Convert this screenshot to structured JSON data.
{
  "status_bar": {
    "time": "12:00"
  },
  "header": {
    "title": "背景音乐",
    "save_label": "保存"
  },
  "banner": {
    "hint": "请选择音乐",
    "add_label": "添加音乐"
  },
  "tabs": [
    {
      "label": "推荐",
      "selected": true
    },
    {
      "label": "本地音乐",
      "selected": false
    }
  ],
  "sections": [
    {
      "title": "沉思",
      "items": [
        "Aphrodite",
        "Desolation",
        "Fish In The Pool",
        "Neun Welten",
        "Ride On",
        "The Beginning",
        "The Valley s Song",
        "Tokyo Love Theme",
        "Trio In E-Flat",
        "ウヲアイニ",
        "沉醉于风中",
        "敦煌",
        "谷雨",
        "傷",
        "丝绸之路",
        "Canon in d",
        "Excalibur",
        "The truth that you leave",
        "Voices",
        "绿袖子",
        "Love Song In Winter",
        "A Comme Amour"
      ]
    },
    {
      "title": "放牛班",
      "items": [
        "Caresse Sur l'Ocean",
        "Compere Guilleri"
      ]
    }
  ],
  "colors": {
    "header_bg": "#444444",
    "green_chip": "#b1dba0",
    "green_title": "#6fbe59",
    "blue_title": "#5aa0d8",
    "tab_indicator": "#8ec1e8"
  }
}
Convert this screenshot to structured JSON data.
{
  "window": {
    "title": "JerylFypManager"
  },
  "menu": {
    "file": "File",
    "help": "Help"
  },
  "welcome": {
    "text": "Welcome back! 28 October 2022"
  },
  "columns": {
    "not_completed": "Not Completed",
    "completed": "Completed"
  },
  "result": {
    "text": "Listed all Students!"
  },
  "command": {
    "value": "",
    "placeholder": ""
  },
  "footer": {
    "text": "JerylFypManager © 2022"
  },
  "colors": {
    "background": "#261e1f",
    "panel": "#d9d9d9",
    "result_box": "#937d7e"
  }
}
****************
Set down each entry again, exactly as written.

Convert this screenshot to structured JSON data.
{
  "status_bar": {
    "time": "12:00"
  },
  "header": {
    "title": "背景音乐",
    "save_label": "保存"
  },
  "banner": {
    "hint": "请选择音乐",
    "add_label": "添加音乐"
  },
  "tabs": [
    {
      "label": "推荐",
      "selected": true
    },
    {
      "label": "本地音乐",
      "selected": false
    }
  ],
  "sections": [
    {
      "title": "沉思",
      "items": [
        "Aphrodite",
        "Desolation",
        "Fish In The Pool",
        "Neun Welten",
        "Ride On",
        "The Beginning",
        "The Valley s Song",
        "Tokyo Love Theme",
        "Trio In E-Flat",
        "ウヲアイニ",
        "沉醉于风中",
        "敦煌",
        "谷雨",
        "傷",
        "丝绸之路",
        "Canon in d",
        "Excalibur",
        "The truth that you leave",
        "Voices",
        "绿袖子",
        "Love Song In Winter",
        "A Comme Amour"
      ]
    },
    {
      "title": "放牛班",
      "items": [
        "Caresse Sur l'Ocean",
        "Compere Guilleri"
      ]
    }
  ],
  "colors": {
    "header_bg": "#444444",
    "green_chip": "#b1dba0",
    "green_title": "#6fbe59",
    "blue_title": "#5aa0d8",
    "tab_indicator": "#8ec1e8"
  }
}
Convert this screenshot to structured JSON data.
{
  "window": {
    "title": "JerylFypManager"
  },
  "menu": {
    "file": "File",
    "help": "Help"
  },
  "welcome": {
    "text": "Welcome back! 28 October 2022"
  },
  "columns": {
    "not_completed": "Not Completed",
    "completed": "Completed"
  },
  "result": {
    "text": "Listed all Students!"
  },
  "command": {
    "value": "",
    "placeholder": ""
  },
  "footer": {
    "text": "JerylFypManager © 2022"
  },
  "colors": {
    "background": "#261e1f",
    "panel": "#d9d9d9",
    "result_box": "#937d7e"
  }
}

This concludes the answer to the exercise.